July 26, 2012


"Šaltibarščiai" is the Lithuanian word for "Cold Beet Soup." We never call it "Borscht." A bowl of Šaltibarščiai is a real summer treat. Here's our family recipe:

3 cups buttermilk (I use 2 cups buttermilk and 1 cup Tzatziki. Some people use kefir.)
8 ounces (1 cup) sour cream, stirred
3/4 teaspoon Lawry's Seasoning Salt
1/2 teaspoon freshly ground pepper (McCormick "Grill Mates" Montreal Seasoning)
1/2 teaspoon prepared horseradish
2 teaspoons cider vinegar
1 tablespoon freshly squeezed lemon juice
1 teaspoon granulated sugar
One pound cooked beets, peeled or one 16 ounce can whole, small beets, drained (reserve liquid)*
8 ounces cucumber, preferably seedless, peeled
4 hard-boiled eggs, peeled
1/2 cup freshly scallions, white and green parts (3 to 4 scallions)
1/4 cup fresh dill weed, minced (measures 1/2 cup, loosely packed, before mincing)
1/2 to 3/4 cup reserved beet liquid
additional fresh dill weed, minced
hot boiled potatoes

In a large (3- to 4-quart) serving bowl, whisk together the buttermilk, Tzatziki (if using), sour cream, salt and pepper, horseradish, cider vinegar, lemon juice, and sugar. Blend well to combine.

In the workbowl of a food processor, with the shredding disk in place, shred the drained beets and peeled cucumber. Transfer to the serving bowl.

Insert the metal blade into the workbowl of the food processor. Add the hard-boiled eggs, scallions, and dill weed. Process, using on/off turns, until the ingredients are coarsely chopped. Add to the serving bowl with the beets and cucumbers.

If mixture seems thick, add some of the reserved beet liquid. (How "thick" the soup should be is a personal preference. I come from the school of thick soup, so I rarely add more than 1/2 cup.) Chill at least 4 hours before serving.

To serve, garnish soup with fresh dill sprigs. Serve with a boiled potato on the side, topped with the fresh dill.

Makes 10 cups.

*It's summer, and it's hot. Why heat up the kitchen by boiling or roasting fresh beets?

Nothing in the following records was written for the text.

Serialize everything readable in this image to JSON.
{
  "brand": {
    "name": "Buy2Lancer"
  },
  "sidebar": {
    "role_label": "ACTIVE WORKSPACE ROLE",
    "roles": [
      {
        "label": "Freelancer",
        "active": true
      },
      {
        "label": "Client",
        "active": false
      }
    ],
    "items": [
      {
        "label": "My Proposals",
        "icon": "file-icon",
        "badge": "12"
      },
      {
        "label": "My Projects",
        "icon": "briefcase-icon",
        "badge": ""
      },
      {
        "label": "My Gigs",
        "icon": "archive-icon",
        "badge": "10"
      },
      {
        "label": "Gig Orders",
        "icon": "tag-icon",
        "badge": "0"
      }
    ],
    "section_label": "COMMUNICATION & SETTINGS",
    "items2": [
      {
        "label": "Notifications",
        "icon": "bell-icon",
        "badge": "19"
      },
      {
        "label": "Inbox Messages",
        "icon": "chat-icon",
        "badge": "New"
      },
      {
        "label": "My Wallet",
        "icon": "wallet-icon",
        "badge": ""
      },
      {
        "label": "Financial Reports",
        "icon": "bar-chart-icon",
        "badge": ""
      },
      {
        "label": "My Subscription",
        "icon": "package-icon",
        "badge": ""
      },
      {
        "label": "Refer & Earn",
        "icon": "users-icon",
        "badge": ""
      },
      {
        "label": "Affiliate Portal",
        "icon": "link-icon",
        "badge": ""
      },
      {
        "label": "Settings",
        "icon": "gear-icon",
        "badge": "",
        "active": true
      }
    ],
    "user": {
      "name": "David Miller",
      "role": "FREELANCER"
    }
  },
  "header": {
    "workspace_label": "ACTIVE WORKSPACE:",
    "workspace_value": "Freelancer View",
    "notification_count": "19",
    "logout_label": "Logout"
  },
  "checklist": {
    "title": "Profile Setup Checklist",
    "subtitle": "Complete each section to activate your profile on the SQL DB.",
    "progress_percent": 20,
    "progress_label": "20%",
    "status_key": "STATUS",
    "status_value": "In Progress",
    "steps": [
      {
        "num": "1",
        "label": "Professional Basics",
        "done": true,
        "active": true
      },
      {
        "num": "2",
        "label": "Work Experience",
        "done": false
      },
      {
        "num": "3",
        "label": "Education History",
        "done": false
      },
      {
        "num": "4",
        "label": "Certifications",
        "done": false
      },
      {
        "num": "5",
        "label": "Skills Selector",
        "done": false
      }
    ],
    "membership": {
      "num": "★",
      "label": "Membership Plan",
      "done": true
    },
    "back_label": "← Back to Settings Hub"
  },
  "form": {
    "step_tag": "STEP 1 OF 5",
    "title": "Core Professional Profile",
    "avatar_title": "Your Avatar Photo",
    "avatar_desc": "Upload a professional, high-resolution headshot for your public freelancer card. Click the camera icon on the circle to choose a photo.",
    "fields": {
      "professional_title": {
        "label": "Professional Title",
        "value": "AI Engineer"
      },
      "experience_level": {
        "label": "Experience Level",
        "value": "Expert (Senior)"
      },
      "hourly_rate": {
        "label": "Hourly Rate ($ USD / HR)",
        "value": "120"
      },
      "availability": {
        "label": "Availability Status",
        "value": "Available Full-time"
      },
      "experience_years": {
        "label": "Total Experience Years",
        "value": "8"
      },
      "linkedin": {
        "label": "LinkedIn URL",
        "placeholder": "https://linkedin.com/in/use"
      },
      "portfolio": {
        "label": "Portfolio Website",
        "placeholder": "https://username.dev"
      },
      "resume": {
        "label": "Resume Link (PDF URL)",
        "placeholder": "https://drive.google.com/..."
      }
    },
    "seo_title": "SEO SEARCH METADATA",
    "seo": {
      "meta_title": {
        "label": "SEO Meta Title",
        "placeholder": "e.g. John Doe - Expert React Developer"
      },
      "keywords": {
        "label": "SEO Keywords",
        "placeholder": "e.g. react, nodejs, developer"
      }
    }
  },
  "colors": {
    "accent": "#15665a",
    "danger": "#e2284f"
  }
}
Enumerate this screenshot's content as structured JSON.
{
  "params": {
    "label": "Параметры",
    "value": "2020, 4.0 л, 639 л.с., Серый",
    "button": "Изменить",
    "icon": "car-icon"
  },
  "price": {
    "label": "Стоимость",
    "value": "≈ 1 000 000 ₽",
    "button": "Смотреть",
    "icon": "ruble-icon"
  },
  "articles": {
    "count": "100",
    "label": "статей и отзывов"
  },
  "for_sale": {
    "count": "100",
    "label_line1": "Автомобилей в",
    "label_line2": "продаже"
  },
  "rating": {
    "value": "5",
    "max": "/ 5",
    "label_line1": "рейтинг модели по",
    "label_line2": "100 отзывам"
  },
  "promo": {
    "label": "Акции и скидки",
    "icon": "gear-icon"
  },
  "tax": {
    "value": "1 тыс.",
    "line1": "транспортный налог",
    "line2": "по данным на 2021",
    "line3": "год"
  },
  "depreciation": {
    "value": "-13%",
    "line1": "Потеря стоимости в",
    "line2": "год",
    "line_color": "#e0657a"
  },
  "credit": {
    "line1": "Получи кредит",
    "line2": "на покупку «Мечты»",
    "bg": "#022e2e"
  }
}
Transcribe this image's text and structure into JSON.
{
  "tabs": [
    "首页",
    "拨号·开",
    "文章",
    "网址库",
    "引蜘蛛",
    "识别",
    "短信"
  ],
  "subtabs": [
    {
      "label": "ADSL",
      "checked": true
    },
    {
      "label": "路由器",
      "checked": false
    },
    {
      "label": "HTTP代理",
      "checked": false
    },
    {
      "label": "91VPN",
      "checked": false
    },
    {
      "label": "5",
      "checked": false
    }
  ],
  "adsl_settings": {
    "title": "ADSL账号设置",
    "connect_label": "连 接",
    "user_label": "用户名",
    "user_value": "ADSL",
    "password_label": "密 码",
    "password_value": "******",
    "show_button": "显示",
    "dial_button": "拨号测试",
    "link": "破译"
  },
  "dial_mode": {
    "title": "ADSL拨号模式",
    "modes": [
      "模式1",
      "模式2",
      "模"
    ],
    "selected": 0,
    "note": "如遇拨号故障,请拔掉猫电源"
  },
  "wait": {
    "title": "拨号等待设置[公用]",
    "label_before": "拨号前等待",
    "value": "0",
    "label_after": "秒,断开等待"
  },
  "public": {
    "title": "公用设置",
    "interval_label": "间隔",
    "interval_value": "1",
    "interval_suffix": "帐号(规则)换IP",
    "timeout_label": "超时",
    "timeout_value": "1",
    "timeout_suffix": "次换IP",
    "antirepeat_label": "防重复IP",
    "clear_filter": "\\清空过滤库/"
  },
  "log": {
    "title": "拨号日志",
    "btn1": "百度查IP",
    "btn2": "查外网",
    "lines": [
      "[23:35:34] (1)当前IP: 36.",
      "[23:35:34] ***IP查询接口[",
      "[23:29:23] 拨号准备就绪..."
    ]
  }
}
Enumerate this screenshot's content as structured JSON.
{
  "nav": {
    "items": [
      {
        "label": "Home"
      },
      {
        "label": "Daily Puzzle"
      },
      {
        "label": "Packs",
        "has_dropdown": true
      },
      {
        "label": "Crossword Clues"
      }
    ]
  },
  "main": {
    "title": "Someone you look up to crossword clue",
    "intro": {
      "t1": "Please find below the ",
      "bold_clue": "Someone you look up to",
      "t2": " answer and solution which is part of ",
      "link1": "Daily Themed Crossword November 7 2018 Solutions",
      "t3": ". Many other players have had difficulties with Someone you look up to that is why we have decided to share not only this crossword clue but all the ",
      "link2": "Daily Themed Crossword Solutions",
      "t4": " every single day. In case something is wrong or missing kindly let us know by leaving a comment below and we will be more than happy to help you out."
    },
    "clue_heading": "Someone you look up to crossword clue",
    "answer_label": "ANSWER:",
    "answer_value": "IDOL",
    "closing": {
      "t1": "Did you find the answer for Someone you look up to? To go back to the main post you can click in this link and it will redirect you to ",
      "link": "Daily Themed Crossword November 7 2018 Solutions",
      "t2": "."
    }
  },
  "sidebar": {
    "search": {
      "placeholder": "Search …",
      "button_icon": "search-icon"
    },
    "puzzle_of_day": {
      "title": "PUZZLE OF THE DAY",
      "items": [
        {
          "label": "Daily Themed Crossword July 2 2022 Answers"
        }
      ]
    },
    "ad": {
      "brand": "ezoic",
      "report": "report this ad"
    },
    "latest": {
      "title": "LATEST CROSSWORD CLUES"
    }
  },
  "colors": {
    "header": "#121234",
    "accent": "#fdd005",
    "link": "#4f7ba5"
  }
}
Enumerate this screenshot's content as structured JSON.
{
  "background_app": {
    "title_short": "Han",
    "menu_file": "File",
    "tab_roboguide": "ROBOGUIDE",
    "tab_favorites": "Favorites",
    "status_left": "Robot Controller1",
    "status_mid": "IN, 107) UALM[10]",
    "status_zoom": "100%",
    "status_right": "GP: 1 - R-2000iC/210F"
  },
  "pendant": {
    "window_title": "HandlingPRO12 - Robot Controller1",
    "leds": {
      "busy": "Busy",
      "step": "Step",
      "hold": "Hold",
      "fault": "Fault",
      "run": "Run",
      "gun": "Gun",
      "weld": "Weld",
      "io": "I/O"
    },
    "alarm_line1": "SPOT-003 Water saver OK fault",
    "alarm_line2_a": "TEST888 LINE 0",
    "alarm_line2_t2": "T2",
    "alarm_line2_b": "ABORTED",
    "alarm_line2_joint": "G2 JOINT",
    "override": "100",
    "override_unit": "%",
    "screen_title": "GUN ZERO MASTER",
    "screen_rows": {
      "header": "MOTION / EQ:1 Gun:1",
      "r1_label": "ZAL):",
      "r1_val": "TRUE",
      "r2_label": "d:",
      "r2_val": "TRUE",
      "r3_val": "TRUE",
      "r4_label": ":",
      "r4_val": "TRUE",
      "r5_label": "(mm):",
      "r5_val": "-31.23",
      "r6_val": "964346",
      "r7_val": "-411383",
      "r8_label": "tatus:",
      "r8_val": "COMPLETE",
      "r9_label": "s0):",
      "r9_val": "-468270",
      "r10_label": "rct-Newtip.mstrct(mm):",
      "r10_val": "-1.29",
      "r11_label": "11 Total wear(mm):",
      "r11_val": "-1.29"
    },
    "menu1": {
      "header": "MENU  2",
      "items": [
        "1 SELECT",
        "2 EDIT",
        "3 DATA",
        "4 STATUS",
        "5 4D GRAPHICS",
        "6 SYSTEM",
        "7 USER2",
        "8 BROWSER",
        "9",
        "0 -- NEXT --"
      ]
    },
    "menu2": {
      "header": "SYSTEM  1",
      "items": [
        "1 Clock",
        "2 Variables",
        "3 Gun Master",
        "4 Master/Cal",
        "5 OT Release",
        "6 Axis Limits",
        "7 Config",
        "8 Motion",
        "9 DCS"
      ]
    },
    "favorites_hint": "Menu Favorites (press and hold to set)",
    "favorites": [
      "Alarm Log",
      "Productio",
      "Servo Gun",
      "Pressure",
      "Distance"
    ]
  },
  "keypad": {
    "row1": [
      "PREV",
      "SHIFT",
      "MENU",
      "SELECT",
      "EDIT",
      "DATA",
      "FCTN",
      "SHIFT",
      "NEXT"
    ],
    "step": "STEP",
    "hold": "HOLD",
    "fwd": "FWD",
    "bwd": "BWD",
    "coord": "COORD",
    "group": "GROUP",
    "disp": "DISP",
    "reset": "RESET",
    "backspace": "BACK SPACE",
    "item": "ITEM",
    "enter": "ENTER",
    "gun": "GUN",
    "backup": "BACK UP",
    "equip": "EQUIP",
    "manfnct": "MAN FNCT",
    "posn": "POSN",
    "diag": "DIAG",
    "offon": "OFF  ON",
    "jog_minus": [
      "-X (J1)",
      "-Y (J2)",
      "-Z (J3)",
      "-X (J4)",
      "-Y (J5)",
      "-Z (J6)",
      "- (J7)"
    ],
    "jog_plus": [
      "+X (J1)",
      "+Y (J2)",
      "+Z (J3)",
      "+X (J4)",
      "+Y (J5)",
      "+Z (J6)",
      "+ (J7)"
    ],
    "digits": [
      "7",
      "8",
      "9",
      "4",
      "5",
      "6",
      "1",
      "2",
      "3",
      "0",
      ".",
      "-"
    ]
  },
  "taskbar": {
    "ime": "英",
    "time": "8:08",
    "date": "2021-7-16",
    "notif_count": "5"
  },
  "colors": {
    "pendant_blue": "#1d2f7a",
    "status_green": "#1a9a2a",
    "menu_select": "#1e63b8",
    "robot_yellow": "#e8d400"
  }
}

Canned beets work perfectly in this recipe.

UPDATE: My Toronto Cousin sends this image of a bowl of pink Šaltibarščiai, served with a side of boiled potatoes, in a Lithuanian café:

No comments: